Federal judge strikes down Florida Pledge of Allegiance recitation requirement

Federal judge strikes down Florida Pledge of Allegiance recitation requirement

[JURIST] A federal district judge sitting in Florida has ruled [PDF; ACLU press release] that a Pledge of Allegiance [Wikipedia backgrounder; JURIST news archive] is unconstitutional and that a student does not need a parent's permission to be excused from reciting the Pledge. Boynton Beach junior Cameron Frazier sued [complaint, PDF] the Palm Beach County School Board [district website] last year on grounds that forcing him to stand and recite the Pledge was unconstitutional, and complained that his teacher reproached him in front of classmates when Frazier refused to stand and recite the Pledge. The school board in February agreed to pay [North County Gazette report] Frazier $32,500 and stopped requiring students to stand for the Pledge until Frazier's case was resolved.

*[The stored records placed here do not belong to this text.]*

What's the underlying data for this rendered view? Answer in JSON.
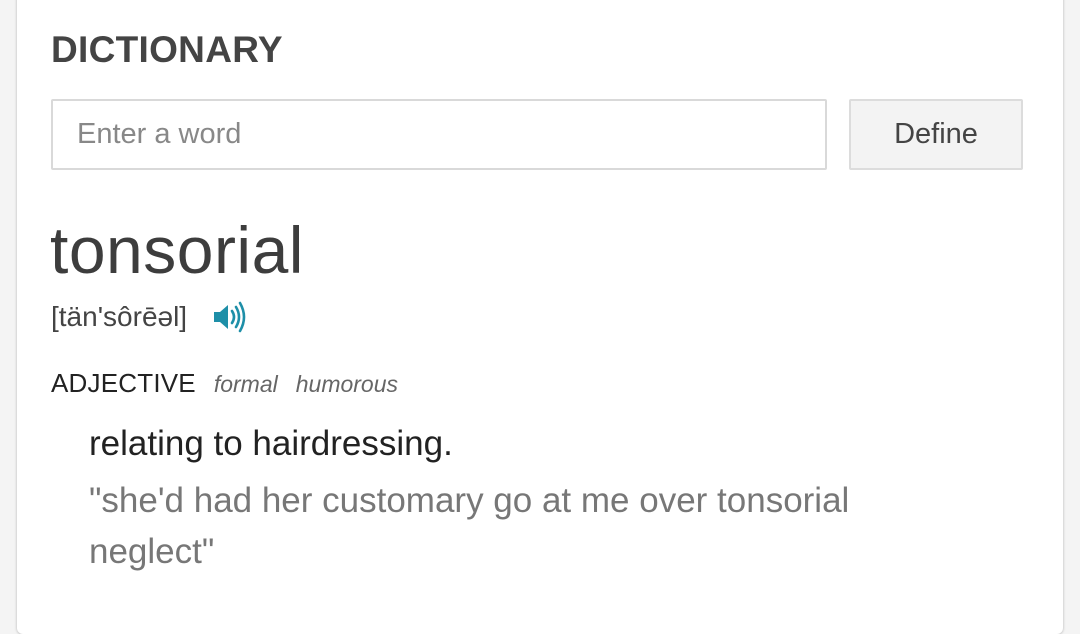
{
  "dictionary": {
    "title": "DICTIONARY",
    "search": {
      "placeholder": "Enter a word",
      "value": ""
    },
    "define_label": "Define",
    "entry": {
      "word": "tonsorial",
      "phonetic": "[tän'sôrēəl]",
      "audio_icon": "speaker-icon",
      "part_of_speech": "ADJECTIVE",
      "labels": [
        "formal",
        "humorous"
      ],
      "definition": "relating to hairdressing.",
      "example": "\"she'd had her customary go at me over tonsorial neglect\""
    },
    "colors": {
      "accent": "#1e8fa8",
      "text": "#444444",
      "muted": "#777777"
    }
  }
}
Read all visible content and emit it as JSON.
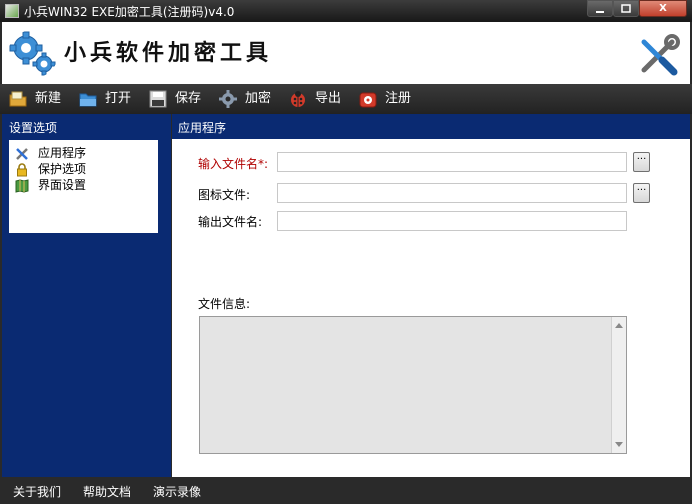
{
  "window": {
    "title": "小兵WIN32 EXE加密工具(注册码)v4.0",
    "close_label": "X"
  },
  "banner": {
    "brand": "小兵软件加密工具"
  },
  "toolbar": {
    "items": [
      {
        "label": "新建",
        "icon": "new-folder-icon"
      },
      {
        "label": "打开",
        "icon": "open-folder-icon"
      },
      {
        "label": "保存",
        "icon": "save-disk-icon"
      },
      {
        "label": "加密",
        "icon": "gear-icon"
      },
      {
        "label": "导出",
        "icon": "ladybug-icon"
      },
      {
        "label": "注册",
        "icon": "red-phone-icon"
      }
    ]
  },
  "sidebar": {
    "title": "设置选项",
    "items": [
      {
        "label": "应用程序",
        "icon": "tools-icon"
      },
      {
        "label": "保护选项",
        "icon": "lock-icon"
      },
      {
        "label": "界面设置",
        "icon": "map-icon"
      }
    ]
  },
  "main": {
    "title": "应用程序",
    "input_file_label": "输入文件名*:",
    "input_file_value": "",
    "icon_file_label": "图标文件:",
    "icon_file_value": "",
    "output_file_label": "输出文件名:",
    "output_file_value": "",
    "browse_label": "···",
    "file_info_label": "文件信息:",
    "file_info_value": ""
  },
  "status": {
    "links": [
      "关于我们",
      "帮助文档",
      "演示录像"
    ]
  },
  "colors": {
    "panel_blue": "#0a2a72",
    "required_red": "#b00000",
    "bar_dark": "#2a2a2a"
  }
}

Judge Kenneth Ryskamp of the US District Court for the Southern District of Florida [official website] cited West Virginia v. Barnette [text], the 1943 US Supreme Court decision that struck down a law requiring students to salute and pledge to the flag, stating that federal case law recognizes a student's right not to stand and recite the Pledge. The Pledge of Allegiance has made national headlines in recent years, sparking debate over whether the words "under God" included in the Pledge constitute an endorsement of religion under the Establishment Clause [overview] of the First Amendment. Frazier's case, however, did not involve the constitutionality of the Pledge itself, but rather the right to refuse to recite it. The Palm Beach Post has more.